## What you have to do
Across the entries below, count the lines that contain the word "conférences" and reply with that number only.

Top of Input material

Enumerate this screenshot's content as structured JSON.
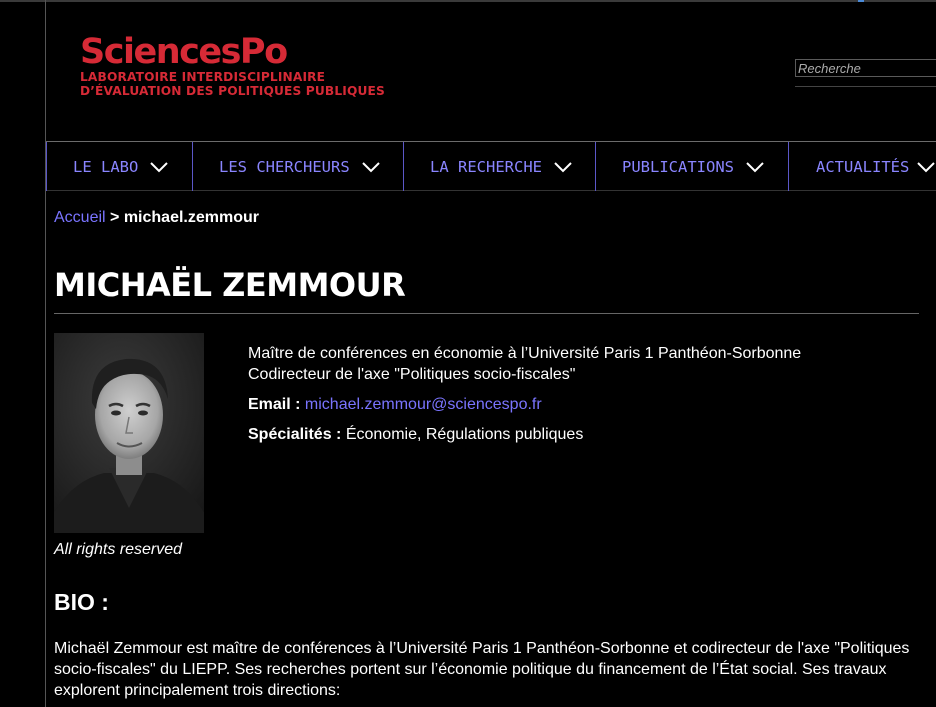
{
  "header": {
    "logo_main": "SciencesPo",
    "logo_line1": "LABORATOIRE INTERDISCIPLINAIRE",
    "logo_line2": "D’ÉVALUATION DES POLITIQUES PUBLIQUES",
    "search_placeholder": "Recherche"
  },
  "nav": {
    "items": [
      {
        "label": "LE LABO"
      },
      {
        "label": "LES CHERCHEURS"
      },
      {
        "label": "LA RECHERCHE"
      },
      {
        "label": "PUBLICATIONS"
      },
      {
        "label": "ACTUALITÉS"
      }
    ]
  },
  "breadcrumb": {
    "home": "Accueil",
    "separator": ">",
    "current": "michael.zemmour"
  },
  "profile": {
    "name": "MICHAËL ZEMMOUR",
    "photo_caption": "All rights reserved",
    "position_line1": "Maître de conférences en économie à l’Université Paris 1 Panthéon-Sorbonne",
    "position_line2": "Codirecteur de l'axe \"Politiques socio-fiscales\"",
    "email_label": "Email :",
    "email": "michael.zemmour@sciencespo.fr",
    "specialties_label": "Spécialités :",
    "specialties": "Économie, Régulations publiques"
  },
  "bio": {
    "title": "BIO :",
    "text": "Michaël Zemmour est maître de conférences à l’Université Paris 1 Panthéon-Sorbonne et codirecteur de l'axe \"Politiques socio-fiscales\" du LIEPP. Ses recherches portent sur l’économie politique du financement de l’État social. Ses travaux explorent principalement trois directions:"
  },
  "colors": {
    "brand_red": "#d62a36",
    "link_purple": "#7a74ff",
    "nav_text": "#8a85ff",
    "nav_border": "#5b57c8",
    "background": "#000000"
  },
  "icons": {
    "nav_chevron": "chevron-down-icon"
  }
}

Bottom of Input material
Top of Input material

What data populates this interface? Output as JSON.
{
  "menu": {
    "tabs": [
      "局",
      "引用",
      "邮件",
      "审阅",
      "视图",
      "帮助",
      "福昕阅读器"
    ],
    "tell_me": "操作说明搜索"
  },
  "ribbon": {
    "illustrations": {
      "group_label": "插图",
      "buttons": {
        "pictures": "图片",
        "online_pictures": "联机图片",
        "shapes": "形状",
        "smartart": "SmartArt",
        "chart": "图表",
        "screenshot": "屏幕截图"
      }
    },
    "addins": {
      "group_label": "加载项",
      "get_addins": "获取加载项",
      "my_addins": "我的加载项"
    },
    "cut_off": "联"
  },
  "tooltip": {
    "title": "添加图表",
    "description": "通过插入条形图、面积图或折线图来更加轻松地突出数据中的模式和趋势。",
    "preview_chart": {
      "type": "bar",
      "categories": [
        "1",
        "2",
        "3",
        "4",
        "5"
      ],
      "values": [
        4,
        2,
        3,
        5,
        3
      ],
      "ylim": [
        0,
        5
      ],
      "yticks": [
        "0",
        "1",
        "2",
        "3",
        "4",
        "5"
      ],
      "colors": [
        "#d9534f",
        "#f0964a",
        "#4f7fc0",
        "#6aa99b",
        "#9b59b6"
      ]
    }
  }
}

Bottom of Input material

## Your response
2